[Entries from a dataset of interfaces]

>>>

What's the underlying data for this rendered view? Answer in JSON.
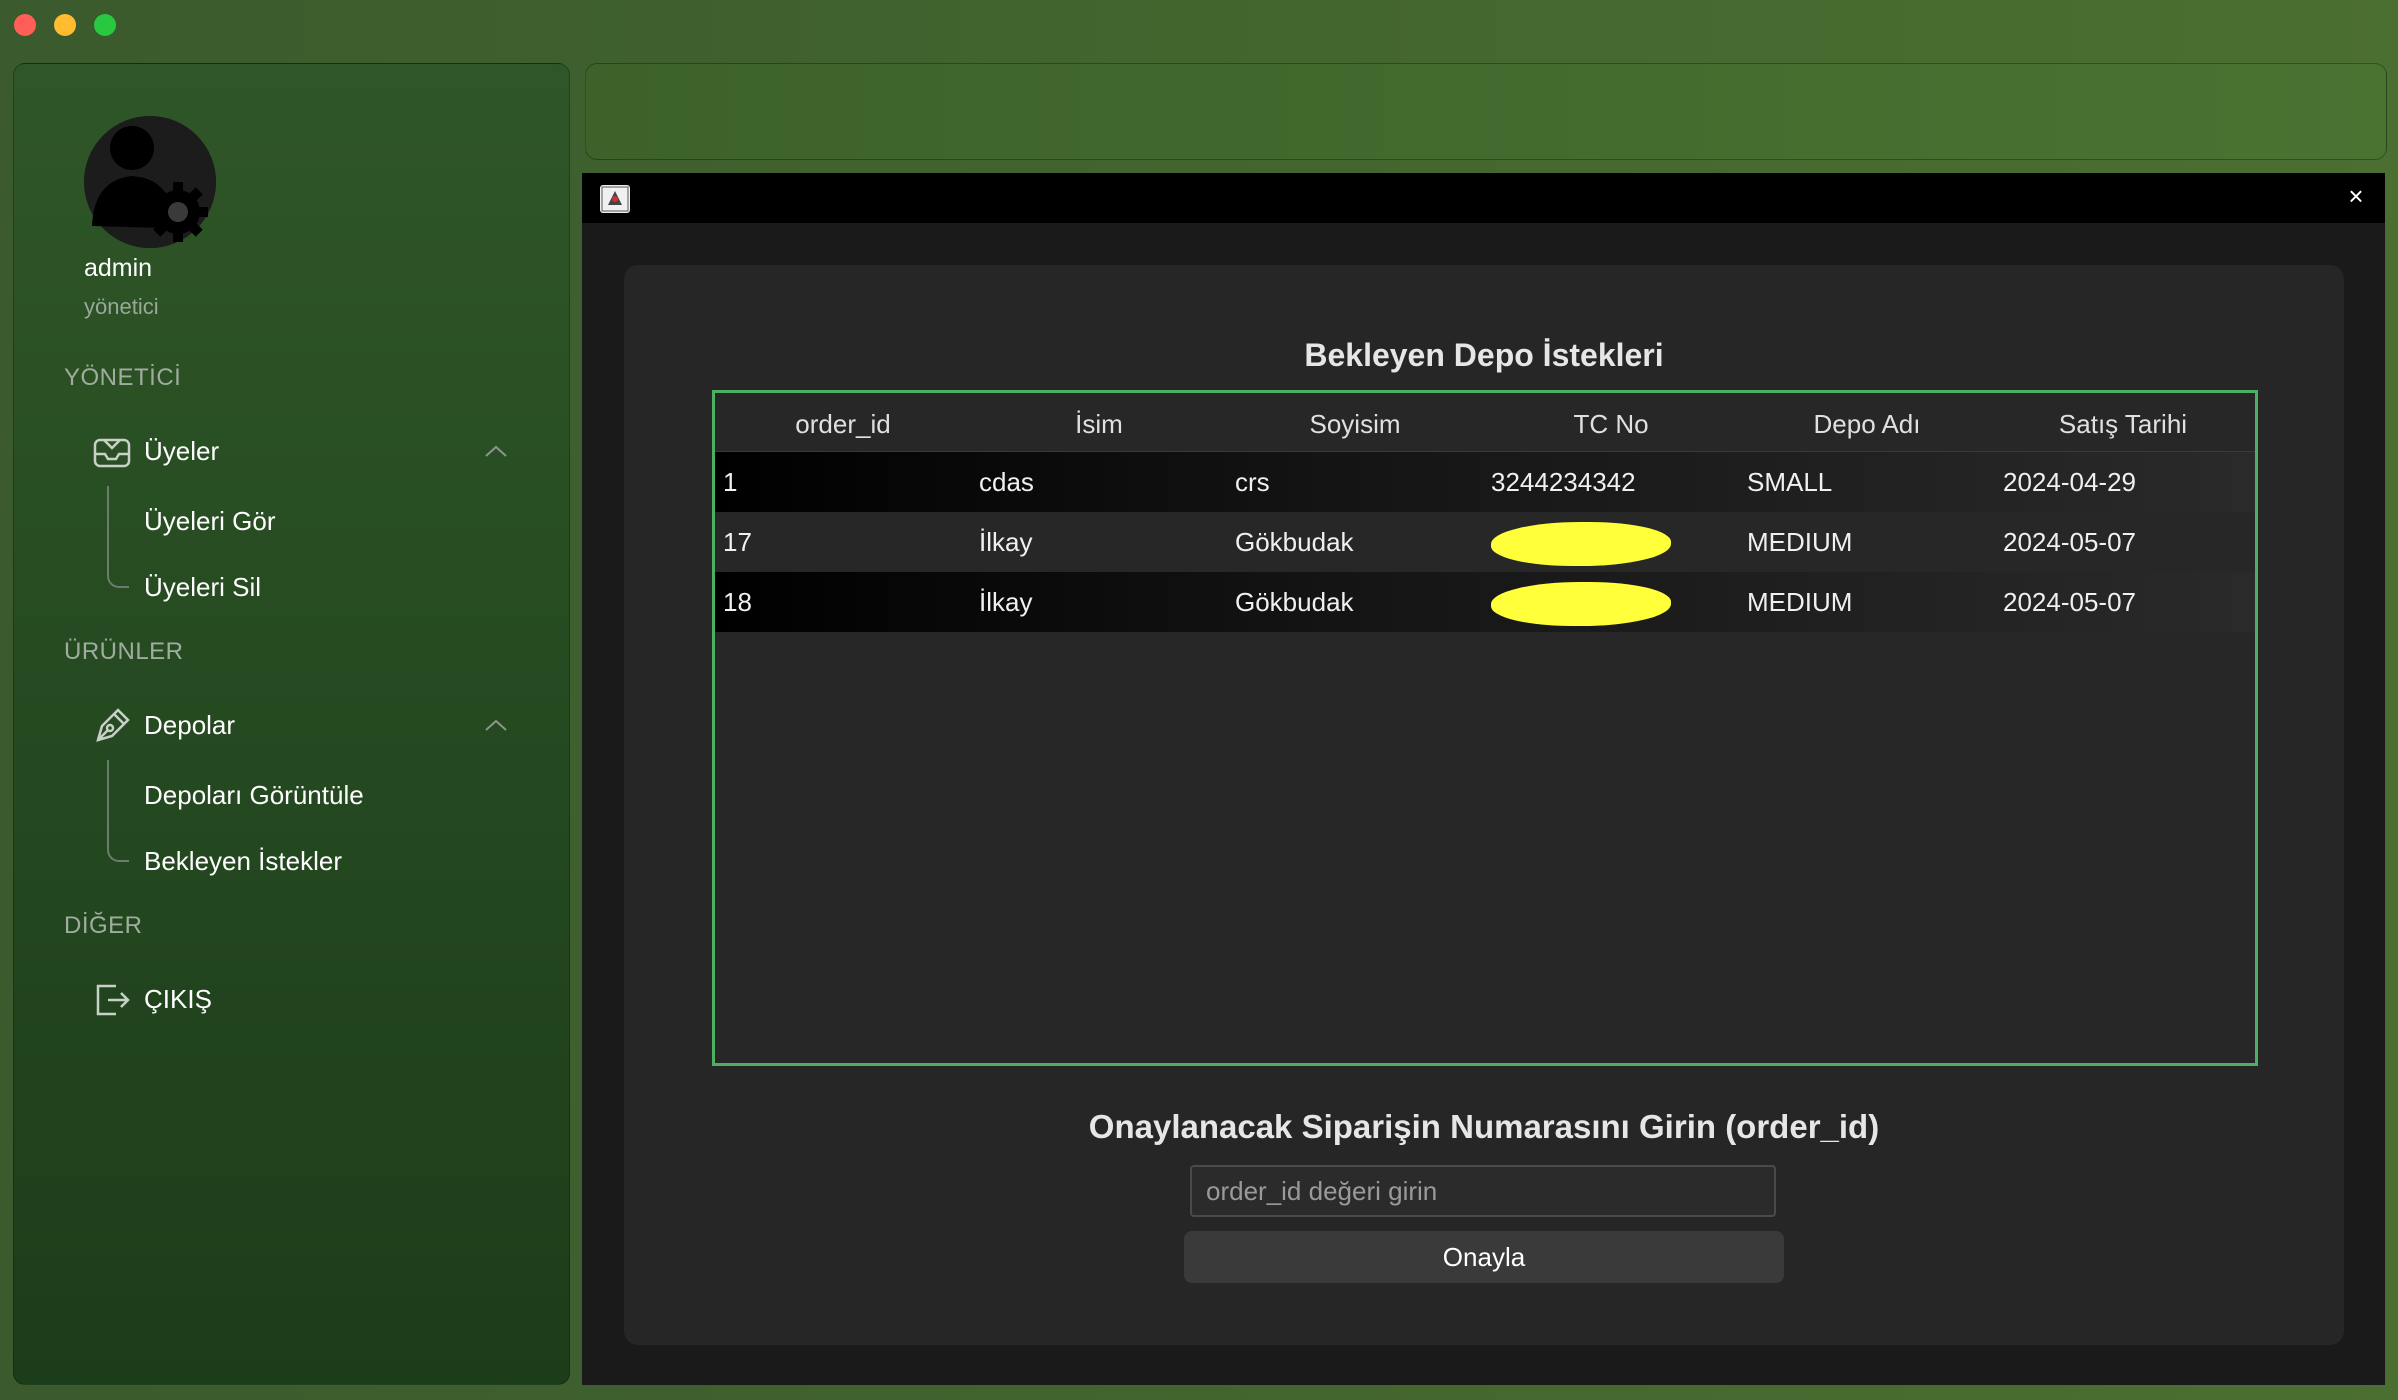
{
  "window": {
    "traffic_colors": {
      "close": "#ff5f57",
      "minimize": "#febc2e",
      "zoom": "#28c840"
    }
  },
  "user": {
    "name": "admin",
    "role": "yönetici"
  },
  "sidebar": {
    "sections": [
      {
        "label": "YÖNETİCİ"
      },
      {
        "label": "ÜRÜNLER"
      },
      {
        "label": "DİĞER"
      }
    ],
    "members": {
      "label": "Üyeler",
      "icon": "inbox-icon",
      "items": [
        "Üyeleri Gör",
        "Üyeleri Sil"
      ]
    },
    "depots": {
      "label": "Depolar",
      "icon": "pen-icon",
      "items": [
        "Depoları Görüntüle",
        "Bekleyen İstekler"
      ]
    },
    "logout": {
      "label": "ÇIKIŞ",
      "icon": "logout-icon"
    }
  },
  "dialog": {
    "title": "Bekleyen Depo İstekleri",
    "close_label": "×",
    "table": {
      "headers": [
        "order_id",
        "İsim",
        "Soyisim",
        "TC No",
        "Depo Adı",
        "Satış Tarihi"
      ],
      "rows": [
        [
          "1",
          "cdas",
          "crs",
          "3244234342",
          "SMALL",
          "2024-04-29"
        ],
        [
          "17",
          "İlkay",
          "Gökbudak",
          "",
          "MEDIUM",
          "2024-05-07"
        ],
        [
          "18",
          "İlkay",
          "Gökbudak",
          "",
          "MEDIUM",
          "2024-05-07"
        ]
      ]
    },
    "prompt": "Onaylanacak Siparişin Numarasını Girin (order_id)",
    "input": {
      "placeholder": "order_id değeri girin",
      "value": ""
    },
    "confirm_label": "Onayla"
  },
  "colors": {
    "accent_border": "#4caf63",
    "redaction": "#ffff3a"
  }
}
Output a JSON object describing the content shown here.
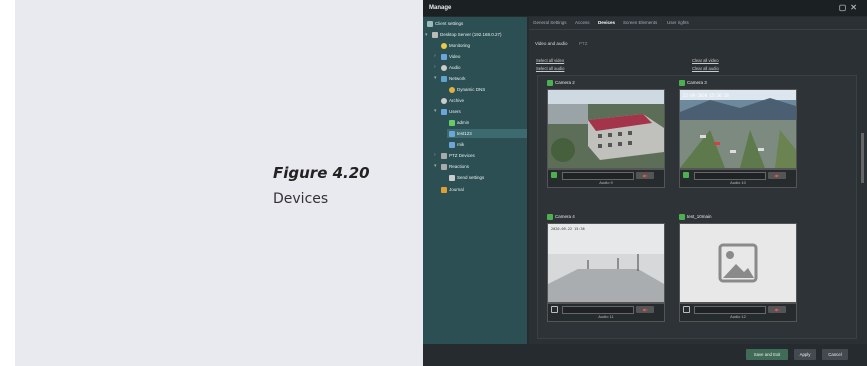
{
  "figure": {
    "title": "Figure 4.20",
    "subtitle": "Devices"
  },
  "window": {
    "title": "Manage"
  },
  "tree": {
    "client_settings": "Client settings",
    "server": "Desktop Server (192.168.0.27)",
    "monitoring": "Monitoring",
    "video": "Video",
    "audio": "Audio",
    "network": "Network",
    "dynamic_dns": "Dynamic DNS",
    "archive": "Archive",
    "users": "Users",
    "admin": "admin",
    "user_selected": "test123",
    "user3": "rnik",
    "ptz": "PTZ Devices",
    "reactions": "Reactions",
    "send_settings": "Send settings",
    "journal": "Journal"
  },
  "tabs": [
    "General Settings",
    "Access",
    "Devices",
    "Screen Elements",
    "User rights"
  ],
  "subtabs": {
    "active": "Video and audio",
    "other": "PTZ"
  },
  "links": {
    "select_all_video": "Select all video",
    "clear_all_video": "Clear all video",
    "select_all_audio": "Select all audio",
    "clear_all_audio": "Clear all audio"
  },
  "cameras": [
    {
      "name": "Camera 2",
      "checked": true,
      "audio": "Audio 9",
      "audio_checked": true
    },
    {
      "name": "Camera 3",
      "checked": true,
      "audio": "Audio 10",
      "audio_checked": true
    },
    {
      "name": "Camera 4",
      "checked": true,
      "audio": "Audio 11",
      "audio_checked": false
    },
    {
      "name": "test_10main",
      "checked": true,
      "audio": "Audio 12",
      "audio_checked": false
    }
  ],
  "buttons": {
    "save_exit": "Save and Exit",
    "apply": "Apply",
    "cancel": "Cancel"
  },
  "colors": {
    "tree_bg": "#2c4f53",
    "accent_green": "#4caf50",
    "save_button": "#3f6b57"
  }
}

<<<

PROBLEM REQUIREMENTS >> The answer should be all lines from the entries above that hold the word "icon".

FINAL ANSWER >>
      "icon": "inbox-icon",
      "icon": "pen-icon",
      "icon": "logout-icon"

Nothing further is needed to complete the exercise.